Book titles and synopsis:
Book 1 – For King and Country:
Mòrag’s world is one of proud magical creatures and fierce armies bristling with steel and sorcery.
Welcome to twenty-seventh century post-apocalyptic Scotland; where immortal beasts roam wild in the countryside, mighty princes battle for power and the common folk do their best to avoid being trampled in their wake.
Born of a forbidden coupling between the Albannach and Sasannach royal houses; Mòrag is destined to rule. But her birth right has been kept secret – even from her, and discovery of her royal blood could cost her life.
Mòrag is no ordinary girl. Her royal blood’s hidden talents begin to reveal themselves during her military training at Sruighlea Castle, and she is suddenly in a lot more trouble than she ever dreamed of.
Mòrag is about to enter a brutal world of conflict and turmoil which will challenge everything she knows and believes in.
Book 2 – Chains of Blood and Steel:
Six months after the communication by Edward, Mòrag is still trying to piece things together. She trains daily with Colonel Tesso, in an attempt to bring her physical skills up to match her mental ones.
Brax battles with visions of his master and fears his presence will put Mòrag in danger as his mental chains are pulled tighter.
The spy-master’s daughter struggles to deal with her abusive father, hiding a secret she is prepared to take to the grave.
John whose life has been a lie, discovers the truth about himself through Ava. Brought together after he catches her failed attempted suicide, they overcome the chains of blood and steel that imprison them.
Book 3 – Battle of the Bannockburn: Release date: 1st June 2016
In the smoky aftermath of the still smouldering remains of several buildings in Sruighlea Castle, chaos reigns supreme.
Edward has assumed control of Sasann and proclaimed himself king, and with the Devil’s Dog is back under the controlling hand of his master, no one dares challenge him.
Mòrag struggles with the darkness growing inside her, and without Brax’s calming companionship, her fragile control is slipping.
When Edward sends his pet to sack one of Alba’s border towns, Mòrag retaliates by striking out at Edward’s own home in Lunnainn, triggering a freefall of events that culminate in a full-scale battle on the Bannockburn.
Book 4 – The Highland Queen: Release date: 1st December 2016
The Mackenzie’s pledge their loyalty and vow to stand with their Bhanrigh against Edward, but there is another danger to Mòrag and her companions. The highland clans are at war with one another in a savage and bloody battle to chose who should lead the people of Alba.
In order to gather her forces to take on her father, Mòrag must bring the clans together under one banner, her banner.
But some of the clans are loyal to Edward. And she soon discovers the truth behind her grandmother’s demise.
Book 5 – Beat the Drums of War: Release date: 1st June 2017
Mòrag must face her father in a last ditch effort to defeat him. But what good are swords and arrows when even a nuclear apocalypse could do him no harm?

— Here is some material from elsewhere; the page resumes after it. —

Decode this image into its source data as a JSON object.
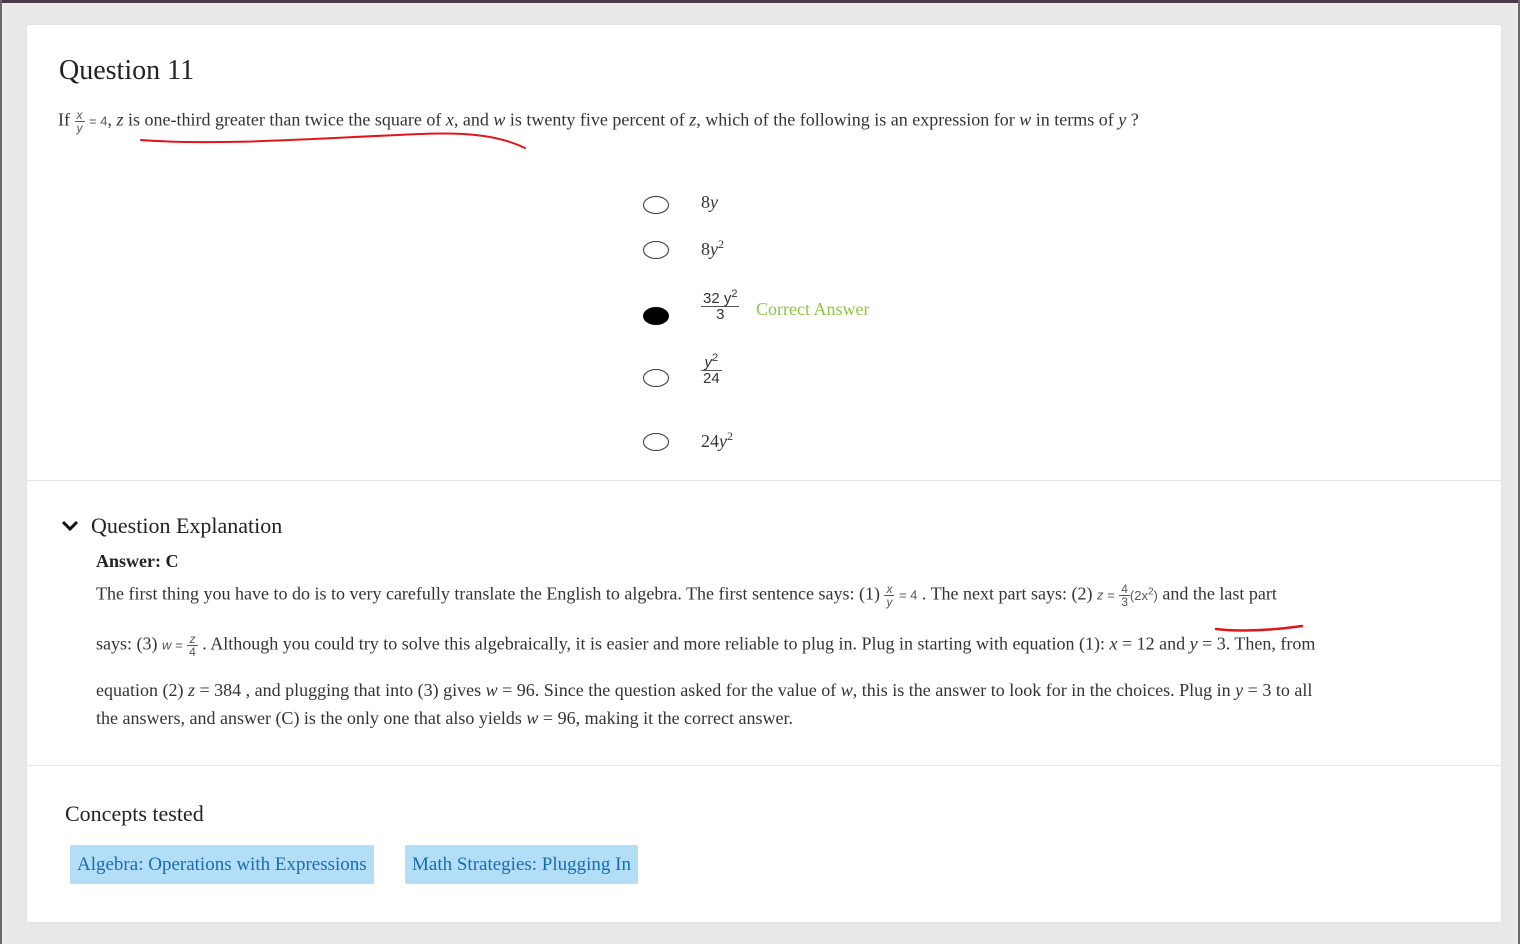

With the help of Rhona and the remaining members of the MacDonald family, Mòrag comes face to face with the soul of her grandmother. It soon becomes clear that the Mòrag I — the Great Warrior Queen, is far more than she seems. Mòrag must decide if she is willing to relinquish control of her own body for the greater good.
Harry must come to terms with who he is and accept that he is destined to rule. Only the will of the Highland Queen and the Lowland King combined, will be enough to match the ancient evil that seeks to corrupt all.
Mòrag will need her friends and allies more than ever in this final installment of her story.
But can she defeat her father?
Connect with the author:
Amazon Author Page: Karen Gray on Amazon
Blog: Thistles and Roses
My Writer’s Forum: Karen’s Writer’s Forum
Goodreads: Karen Gray on Goodreads
Linkedin: Karen Gray on LinkedIn
Pinterest: Karen on Pinterest